While the exact protocol isn't finalized for the first-in-human trial of KAYO-1609, KayoThera is, as of now, planning to enroll 25 to 30 patients across four to five different cancer indications including T-cell acute lymphoblastic leukemia, synovial sarcomas, KIT-mutated gastrointestinal stromal tumors, and potentially mesothelioma, if the firm can identify the right mutational signature in advance of the trial. Eligible patients will have refractory cancers with confirmed alterations in TAL1 fusion oncogenes, genes leading to synovial sarcoma such as SS18, or KIT. 

"We're going to try to capture those cancers and then do post hoc discovery-based work to understand how [the biomarkers] correlate to any efficacy we're seeing," he said.

The alterations that KayoThera would be looking for in the eligible patient populations are already included in multigene panels, so it should be straightforward to enroll these patient populations, he predicted. Additionally, patients with the cancer types KayoThera is interested in including refractory sarcoma often have few treatment options should they relapse after chemotherapy. Esposito is hoping this will make recruitment go smoothly.

"These are patients who are always looking for new therapies, for whom it's 'cross your fingers and hope that salvage chemotherapy works,'" he said.

In the Phase I trial, KayoThera will administer KAYO-1609 as a single agent and then look at a dose-responsive biomarker that Esposito says will show whether the drug is actually interrogating the retinoid pathway. The main goal will be to assess safety and pharmacokinetics and pharmacodynamics, and secondary endpoints will include exploratory endpoints such as tumor response.

"Our hope is to show hints of efficacy in the Phase I and report on that, and then … we'd like to move into registrational trials with an orphan designation very early," he said. "We would definitely want a small but well-managed and randomized study that was registrational."

Policy flux brings uncertainty for future indications

KayoThera hopes its Phase I trial will be the first step in its plan to move KAYO-1609 into registrational trials with orphan drug designation in small, difficult-to-treat patient populations.

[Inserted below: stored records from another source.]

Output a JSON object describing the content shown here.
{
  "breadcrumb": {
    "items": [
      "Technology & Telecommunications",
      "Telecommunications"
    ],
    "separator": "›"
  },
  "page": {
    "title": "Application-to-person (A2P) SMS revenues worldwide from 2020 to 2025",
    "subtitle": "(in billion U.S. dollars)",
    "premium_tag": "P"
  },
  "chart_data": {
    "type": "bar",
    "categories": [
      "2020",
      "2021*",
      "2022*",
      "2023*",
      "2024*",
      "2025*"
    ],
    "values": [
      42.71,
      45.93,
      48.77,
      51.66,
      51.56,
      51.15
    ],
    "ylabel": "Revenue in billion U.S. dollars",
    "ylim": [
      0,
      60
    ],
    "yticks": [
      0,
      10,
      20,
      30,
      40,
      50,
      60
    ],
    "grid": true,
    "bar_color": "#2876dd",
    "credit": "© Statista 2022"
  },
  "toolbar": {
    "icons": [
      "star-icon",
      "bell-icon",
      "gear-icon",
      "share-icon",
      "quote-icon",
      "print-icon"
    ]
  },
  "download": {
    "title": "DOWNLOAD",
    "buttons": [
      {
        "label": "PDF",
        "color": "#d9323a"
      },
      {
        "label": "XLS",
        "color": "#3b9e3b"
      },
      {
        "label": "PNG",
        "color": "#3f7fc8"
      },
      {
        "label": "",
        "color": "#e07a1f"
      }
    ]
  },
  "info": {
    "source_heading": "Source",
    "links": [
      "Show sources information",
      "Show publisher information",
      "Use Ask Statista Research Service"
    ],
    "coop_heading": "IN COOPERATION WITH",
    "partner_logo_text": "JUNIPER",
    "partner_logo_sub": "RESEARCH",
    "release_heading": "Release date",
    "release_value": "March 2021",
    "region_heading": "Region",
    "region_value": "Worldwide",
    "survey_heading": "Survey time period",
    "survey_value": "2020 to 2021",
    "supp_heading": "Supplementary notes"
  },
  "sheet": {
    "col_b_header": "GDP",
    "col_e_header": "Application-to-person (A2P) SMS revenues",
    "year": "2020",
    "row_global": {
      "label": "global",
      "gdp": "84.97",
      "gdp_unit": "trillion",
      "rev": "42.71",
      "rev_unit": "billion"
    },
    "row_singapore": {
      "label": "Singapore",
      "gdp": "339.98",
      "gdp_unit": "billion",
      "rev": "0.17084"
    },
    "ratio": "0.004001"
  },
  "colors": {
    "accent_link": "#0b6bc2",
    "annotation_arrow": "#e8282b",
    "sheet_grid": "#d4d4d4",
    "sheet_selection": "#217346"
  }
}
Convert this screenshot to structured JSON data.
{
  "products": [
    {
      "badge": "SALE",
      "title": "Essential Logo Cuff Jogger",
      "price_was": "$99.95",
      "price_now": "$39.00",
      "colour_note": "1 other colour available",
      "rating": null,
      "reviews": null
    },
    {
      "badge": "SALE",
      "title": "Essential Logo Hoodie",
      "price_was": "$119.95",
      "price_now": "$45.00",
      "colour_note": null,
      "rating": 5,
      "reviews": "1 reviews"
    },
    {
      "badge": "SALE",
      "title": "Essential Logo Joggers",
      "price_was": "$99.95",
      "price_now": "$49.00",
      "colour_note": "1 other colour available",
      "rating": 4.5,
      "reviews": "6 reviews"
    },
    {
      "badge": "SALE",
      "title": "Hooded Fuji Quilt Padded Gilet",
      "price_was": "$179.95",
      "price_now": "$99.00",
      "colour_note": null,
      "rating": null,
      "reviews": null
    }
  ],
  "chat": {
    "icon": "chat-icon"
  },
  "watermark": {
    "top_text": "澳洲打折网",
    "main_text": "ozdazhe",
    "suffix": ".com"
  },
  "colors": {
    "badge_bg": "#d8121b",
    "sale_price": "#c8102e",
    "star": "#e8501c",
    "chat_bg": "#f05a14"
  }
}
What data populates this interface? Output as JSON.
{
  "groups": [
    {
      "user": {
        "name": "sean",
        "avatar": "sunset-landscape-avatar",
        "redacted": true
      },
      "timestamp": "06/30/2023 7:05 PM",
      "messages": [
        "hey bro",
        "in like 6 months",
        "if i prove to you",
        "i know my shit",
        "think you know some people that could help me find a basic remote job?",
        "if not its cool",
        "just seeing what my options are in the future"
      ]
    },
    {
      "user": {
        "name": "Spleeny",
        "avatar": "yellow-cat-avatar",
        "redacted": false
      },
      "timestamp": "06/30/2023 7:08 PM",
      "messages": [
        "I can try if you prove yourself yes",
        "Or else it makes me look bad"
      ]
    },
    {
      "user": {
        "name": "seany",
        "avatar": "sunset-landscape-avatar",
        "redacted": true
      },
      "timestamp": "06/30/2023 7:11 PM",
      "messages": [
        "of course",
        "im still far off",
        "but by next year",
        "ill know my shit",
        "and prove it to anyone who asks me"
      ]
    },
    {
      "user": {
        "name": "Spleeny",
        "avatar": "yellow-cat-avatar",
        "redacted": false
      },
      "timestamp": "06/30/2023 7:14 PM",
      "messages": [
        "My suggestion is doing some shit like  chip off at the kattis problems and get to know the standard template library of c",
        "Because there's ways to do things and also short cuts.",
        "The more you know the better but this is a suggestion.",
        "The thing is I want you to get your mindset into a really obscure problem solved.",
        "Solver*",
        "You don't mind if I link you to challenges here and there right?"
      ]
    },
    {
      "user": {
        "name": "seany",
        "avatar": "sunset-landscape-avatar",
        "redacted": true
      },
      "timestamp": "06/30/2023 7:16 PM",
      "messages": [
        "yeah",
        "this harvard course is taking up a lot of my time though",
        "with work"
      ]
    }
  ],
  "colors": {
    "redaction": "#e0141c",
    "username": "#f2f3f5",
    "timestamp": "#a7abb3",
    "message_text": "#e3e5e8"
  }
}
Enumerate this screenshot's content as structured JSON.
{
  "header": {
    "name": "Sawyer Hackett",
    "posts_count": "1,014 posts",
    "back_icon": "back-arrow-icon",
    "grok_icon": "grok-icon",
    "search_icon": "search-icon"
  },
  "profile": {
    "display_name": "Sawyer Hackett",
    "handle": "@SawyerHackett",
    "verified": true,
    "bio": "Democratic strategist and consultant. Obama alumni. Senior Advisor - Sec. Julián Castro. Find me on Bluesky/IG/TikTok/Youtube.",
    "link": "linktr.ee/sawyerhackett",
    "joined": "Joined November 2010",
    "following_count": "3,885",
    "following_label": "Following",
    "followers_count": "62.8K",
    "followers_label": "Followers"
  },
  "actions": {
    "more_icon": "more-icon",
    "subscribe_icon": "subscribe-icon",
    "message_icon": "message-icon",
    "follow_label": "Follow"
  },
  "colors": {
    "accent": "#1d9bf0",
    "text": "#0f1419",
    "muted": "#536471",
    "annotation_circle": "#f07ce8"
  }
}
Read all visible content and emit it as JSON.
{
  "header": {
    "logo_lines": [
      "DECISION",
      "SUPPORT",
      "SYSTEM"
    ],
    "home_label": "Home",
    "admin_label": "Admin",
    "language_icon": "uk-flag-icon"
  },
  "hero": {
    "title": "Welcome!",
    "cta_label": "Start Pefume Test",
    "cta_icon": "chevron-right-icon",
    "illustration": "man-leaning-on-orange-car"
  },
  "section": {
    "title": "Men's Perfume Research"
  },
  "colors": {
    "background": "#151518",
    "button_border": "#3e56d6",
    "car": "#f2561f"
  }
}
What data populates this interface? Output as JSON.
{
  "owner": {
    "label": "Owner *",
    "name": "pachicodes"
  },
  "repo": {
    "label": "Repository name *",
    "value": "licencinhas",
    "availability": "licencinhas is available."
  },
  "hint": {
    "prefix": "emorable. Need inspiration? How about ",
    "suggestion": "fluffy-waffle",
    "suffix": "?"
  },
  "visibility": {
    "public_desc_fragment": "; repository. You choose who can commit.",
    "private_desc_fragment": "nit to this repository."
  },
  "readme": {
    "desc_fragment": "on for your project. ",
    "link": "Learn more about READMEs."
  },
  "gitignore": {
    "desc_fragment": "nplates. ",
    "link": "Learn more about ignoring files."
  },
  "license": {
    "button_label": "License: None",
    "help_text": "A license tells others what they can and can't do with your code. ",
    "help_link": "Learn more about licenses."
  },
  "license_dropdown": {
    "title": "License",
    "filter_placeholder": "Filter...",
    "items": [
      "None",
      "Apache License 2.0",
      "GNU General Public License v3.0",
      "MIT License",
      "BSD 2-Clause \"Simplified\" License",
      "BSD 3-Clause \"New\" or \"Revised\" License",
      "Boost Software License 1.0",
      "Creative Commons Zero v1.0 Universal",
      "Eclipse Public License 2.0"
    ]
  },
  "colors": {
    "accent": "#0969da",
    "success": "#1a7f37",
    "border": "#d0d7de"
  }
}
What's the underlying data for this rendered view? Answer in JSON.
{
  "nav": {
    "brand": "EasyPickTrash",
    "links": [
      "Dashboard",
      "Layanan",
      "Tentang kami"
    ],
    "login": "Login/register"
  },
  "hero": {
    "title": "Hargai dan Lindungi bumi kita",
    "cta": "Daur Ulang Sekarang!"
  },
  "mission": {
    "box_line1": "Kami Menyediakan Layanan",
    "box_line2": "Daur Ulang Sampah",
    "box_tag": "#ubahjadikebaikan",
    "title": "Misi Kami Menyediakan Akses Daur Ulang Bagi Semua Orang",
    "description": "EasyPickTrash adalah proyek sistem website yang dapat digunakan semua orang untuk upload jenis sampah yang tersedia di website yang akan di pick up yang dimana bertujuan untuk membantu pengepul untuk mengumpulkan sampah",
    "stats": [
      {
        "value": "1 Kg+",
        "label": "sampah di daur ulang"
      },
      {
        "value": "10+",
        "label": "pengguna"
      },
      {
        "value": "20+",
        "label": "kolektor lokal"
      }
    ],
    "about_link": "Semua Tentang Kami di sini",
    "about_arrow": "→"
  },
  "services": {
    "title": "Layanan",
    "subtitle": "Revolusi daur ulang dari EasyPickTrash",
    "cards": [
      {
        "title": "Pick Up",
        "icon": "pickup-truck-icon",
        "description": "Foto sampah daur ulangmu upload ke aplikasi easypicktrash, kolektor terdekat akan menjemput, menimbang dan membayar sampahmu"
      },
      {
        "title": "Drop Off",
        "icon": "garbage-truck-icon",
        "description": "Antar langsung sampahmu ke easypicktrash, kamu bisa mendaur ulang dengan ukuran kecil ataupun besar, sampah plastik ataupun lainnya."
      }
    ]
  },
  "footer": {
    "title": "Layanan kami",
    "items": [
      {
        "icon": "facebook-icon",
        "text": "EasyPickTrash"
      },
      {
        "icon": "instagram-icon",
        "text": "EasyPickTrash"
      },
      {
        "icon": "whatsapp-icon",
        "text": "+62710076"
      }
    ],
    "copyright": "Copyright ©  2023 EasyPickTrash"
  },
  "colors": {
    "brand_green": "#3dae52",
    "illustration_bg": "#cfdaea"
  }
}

But looking further ahead, expansion into additional patient populations could hinge on the ongoing and contentious debates surrounding the Inflation Reduction Act's Medicare drug price negotiation provisions. Many drugmakers, trade groups, and organizations have taken their concerns to court with lawsuits opposing the Inflation Reduction Act, several on the grounds that it conflicts with the goals of the Orphan Drug Act.

As the new Inflation Reduction Act is written, drugs are only exempt from Medicare price negotiations if they have a single orphan drug indication. Starting to develop the drug in an orphan drug-designated indication and then expanding it into larger patient populations could subject it to negotiated prices, which drugmakers argue harms profitability and commercial viability.

"You hate to say it, but we're as much bound by the financial and commercial considerations as we are by the true interest in R&D," Esposito said. "I just don't know what the landscape is going to be, and I don't know who does."

For now, KayoThera is focused on its march toward the clinic to prove the "undruggable" retinoid pathway is a viable and promising cancer treatment target after all.